When Hostess, maker of Twinkies, Wonder Bread, and other bakery products, filed for bankruptcy in January, the mainstream and business press blamed the bankruptcy on high labor costs. Unions representing Hostess workers disputed this claim, citing mismanagement as the cause.
A federal bankruptcy judge recently sided with one of the unions, and in a highly unusual move ruled against a motion by Hostess to terminate its contracts with the Teamsters.
In an earlier ruling, the judge approved a motion by the company to terminate its contracts with locals of the Bakery, Confectionary, Tobacco Workers, and Grain Millers (BCTGM) whose contracts have not expired. The judge ruled in favor of the company because BCTGM did not oppose the motion. The judge’s ruling authorizes the company to terminate its BCTGM contracts that have not expired but doesn’t require it to do so. So far, BCTGM contracts have remained in effect.
Ken Hall, Teamster general secretary-treasurer, called the judge’s ruling most recent ruling a victory for all Hostess workers.
“It’s a rare day when a bankruptcy judge denies a company’s request to reject its union contracts, and I attribute it to the resolve of our members and the team we assembled to fight the company’s . . . motion,” Hall said.
In February, more than 90 percent of Teamster members who work for Hostess voted to strike if the bankruptcy court ruled against the workers, and the company tried to terminate its union contracts.

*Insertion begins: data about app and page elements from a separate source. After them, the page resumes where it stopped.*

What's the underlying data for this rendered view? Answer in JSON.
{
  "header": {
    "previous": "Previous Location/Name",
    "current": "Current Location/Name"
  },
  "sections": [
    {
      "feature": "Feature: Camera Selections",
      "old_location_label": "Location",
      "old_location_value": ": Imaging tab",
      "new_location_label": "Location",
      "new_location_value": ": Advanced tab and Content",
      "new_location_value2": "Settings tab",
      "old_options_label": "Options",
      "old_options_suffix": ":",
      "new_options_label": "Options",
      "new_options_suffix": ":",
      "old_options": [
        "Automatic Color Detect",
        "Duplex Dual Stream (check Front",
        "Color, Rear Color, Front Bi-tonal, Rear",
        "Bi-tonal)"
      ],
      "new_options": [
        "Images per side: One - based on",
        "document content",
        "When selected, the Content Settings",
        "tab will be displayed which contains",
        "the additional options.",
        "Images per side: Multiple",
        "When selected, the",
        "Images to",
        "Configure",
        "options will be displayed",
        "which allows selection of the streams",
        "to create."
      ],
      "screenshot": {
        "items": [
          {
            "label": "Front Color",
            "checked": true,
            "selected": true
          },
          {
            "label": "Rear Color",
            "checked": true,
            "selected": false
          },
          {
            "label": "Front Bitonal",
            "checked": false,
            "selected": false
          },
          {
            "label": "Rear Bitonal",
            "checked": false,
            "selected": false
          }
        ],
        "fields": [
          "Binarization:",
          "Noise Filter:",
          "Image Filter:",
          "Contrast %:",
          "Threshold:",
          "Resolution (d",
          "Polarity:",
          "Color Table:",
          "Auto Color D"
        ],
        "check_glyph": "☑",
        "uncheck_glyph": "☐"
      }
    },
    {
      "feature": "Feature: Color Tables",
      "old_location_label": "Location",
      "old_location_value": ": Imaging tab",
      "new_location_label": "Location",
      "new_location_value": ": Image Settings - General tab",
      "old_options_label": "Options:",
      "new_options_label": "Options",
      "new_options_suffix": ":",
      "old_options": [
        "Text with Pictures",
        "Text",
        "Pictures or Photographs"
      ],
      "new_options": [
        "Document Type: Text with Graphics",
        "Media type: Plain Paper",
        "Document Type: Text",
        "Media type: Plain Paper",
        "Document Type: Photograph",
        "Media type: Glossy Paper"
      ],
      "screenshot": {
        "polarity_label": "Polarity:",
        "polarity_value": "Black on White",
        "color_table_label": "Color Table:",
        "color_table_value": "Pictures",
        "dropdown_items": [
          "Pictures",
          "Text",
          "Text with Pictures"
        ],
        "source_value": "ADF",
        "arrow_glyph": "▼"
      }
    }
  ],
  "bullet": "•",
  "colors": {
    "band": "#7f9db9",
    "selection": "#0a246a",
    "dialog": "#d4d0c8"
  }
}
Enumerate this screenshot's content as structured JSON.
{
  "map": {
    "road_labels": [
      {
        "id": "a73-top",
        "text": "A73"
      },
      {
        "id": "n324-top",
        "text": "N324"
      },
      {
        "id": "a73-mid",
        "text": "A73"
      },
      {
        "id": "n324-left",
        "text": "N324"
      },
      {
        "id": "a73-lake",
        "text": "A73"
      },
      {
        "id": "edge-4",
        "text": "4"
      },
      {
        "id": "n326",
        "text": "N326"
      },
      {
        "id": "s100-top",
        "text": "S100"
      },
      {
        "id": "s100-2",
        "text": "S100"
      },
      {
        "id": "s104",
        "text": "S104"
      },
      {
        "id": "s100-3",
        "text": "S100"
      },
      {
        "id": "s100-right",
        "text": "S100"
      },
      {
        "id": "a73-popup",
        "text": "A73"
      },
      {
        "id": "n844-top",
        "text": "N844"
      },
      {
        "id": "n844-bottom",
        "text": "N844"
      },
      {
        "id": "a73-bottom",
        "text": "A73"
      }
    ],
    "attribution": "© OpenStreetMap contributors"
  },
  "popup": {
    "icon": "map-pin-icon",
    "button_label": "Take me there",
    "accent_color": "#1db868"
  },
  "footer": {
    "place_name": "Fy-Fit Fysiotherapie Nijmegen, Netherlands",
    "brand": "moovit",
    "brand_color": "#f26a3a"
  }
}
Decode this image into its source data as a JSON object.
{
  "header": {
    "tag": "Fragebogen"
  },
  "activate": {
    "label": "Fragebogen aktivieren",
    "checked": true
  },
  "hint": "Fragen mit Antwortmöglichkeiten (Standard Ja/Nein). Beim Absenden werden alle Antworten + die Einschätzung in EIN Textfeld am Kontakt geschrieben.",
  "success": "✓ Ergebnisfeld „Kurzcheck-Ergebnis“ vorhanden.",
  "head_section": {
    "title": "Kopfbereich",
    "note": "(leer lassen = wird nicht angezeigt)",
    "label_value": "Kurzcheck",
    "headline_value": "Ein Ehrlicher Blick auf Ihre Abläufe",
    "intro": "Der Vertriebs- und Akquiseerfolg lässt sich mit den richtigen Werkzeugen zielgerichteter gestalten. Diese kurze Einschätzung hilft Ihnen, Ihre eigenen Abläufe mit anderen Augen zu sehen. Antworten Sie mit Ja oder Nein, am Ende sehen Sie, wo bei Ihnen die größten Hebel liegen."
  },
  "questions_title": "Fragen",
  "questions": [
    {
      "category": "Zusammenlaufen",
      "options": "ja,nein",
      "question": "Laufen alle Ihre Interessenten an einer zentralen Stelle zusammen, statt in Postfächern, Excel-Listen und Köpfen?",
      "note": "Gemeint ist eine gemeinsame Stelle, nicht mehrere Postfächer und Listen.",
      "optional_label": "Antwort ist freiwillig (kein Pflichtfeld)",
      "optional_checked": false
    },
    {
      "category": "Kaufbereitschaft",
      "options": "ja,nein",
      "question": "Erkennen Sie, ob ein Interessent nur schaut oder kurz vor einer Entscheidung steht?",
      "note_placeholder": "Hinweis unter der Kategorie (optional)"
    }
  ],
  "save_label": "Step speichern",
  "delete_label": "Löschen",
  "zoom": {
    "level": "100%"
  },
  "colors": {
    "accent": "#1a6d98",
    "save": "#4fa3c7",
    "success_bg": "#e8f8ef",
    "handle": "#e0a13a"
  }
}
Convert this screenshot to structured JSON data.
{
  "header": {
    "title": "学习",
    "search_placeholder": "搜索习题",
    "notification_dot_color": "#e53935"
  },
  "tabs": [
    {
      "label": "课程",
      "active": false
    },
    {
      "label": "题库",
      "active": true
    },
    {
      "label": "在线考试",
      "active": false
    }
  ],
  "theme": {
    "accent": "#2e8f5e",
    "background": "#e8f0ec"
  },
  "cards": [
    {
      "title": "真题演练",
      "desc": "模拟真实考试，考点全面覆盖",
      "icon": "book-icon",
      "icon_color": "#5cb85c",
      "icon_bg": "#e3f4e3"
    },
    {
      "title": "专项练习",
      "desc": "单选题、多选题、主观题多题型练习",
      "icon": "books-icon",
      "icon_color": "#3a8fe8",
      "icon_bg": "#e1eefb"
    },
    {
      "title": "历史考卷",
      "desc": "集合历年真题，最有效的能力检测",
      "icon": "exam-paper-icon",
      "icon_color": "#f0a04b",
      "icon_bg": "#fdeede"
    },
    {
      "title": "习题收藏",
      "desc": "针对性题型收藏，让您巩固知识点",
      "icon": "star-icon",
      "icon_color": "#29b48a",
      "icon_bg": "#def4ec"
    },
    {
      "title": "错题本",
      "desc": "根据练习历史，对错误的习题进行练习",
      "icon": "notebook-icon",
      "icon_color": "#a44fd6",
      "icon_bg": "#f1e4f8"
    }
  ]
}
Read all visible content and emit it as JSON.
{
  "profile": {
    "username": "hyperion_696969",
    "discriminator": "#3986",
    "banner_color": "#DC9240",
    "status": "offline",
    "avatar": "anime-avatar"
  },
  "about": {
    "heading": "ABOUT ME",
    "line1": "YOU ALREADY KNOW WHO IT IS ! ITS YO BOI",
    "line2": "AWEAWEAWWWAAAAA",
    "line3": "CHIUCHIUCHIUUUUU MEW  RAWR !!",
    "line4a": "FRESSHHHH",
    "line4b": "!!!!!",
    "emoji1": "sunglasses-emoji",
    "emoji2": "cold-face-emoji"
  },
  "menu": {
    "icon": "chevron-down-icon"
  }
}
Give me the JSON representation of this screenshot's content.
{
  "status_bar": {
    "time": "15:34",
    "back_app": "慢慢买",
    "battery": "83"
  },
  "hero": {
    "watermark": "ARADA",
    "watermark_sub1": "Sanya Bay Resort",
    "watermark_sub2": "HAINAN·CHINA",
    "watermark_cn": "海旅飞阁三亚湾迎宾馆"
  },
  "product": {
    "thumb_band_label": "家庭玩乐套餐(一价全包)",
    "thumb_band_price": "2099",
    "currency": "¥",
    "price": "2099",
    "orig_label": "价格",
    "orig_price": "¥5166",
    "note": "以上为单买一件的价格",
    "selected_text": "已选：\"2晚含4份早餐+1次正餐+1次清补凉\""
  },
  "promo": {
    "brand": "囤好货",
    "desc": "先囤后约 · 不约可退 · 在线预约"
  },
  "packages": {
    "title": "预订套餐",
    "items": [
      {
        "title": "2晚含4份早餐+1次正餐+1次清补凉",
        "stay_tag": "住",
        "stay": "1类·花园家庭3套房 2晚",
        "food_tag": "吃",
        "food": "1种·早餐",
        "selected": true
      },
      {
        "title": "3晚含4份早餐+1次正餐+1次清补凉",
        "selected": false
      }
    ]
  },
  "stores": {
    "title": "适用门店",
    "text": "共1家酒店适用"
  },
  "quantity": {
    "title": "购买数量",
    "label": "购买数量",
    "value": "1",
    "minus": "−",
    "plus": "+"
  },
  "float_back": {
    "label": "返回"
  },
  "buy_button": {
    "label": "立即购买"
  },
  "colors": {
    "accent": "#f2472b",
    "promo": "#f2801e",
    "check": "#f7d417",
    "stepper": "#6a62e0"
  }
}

BCTGM said that all of its Hostess locals have taken strike votes, and if the company tries to terminate its contracts, workers will strike at least 33 Hostess production bakeries. He said that locals have been making strike preparations.
A strike by Hostess workers would make it much more difficult for investors to recover their investment or minimize their losses.
As Hall said, it’s rare for a bankruptcy court to side with a union, but in this case, the Teamsters and their experts presented a strong case showing that Hostess’ financial problems were caused by management missteps rather than high labor costs.
For one thing, some of Hostess’ competitors have union contracts equal to or better than the Hostess contracts, yet they’ve managed to remain profitable.
For another, the company’s management made some poor decisions. Harry Wilson, a financial expert hired by the Teamsters to review Hostess’ business practices, told the court that the company’s high debt load, its failure to innovate and keep up with customer preferences, its lack of capital investment, and its failure to maintain its once dominant distribution system were the main reason’s that the company lost money.
In a letter to members, BCTGM President Hurt noted the differences in the way Hostess treated its workers and its it executives. Last year as Hostess’ troubles mounted, the company stopped making payments totaling $4 million a month in to the workers’ pension fund.
A few month later, Hostess gave its then CEO a 300 percent raise from $750,000 a year to $2.5 million a year. Nine other executives received raises of from 35 percent to 80 percent.
Despite the judge’s ruling, Hostess workers are not out of the woods yet. The judge did not require the company to pay back the money it has been withholding from the workers’ pension fund, and the judge said that he would consider another motion to terminate Teamster contracts if the company presented a better plan for emerging from bankruptcy.
Both the Teamsters and BCTGM remain willing to negotiate a new contract that would allow the company to emerge from bankruptcy. Hurt said that any such contract must guarantee that workers will be adequately reimbursed for any concessions they make now when the company returns to profitability. It must also contain an airtight successor clause that guarantees that union contracts remain in place should the company be sold.
The sale of the company remains a distinct possibility. May 9 was the deadline for submitting proposals to buy the company, and those offers are being evaluated.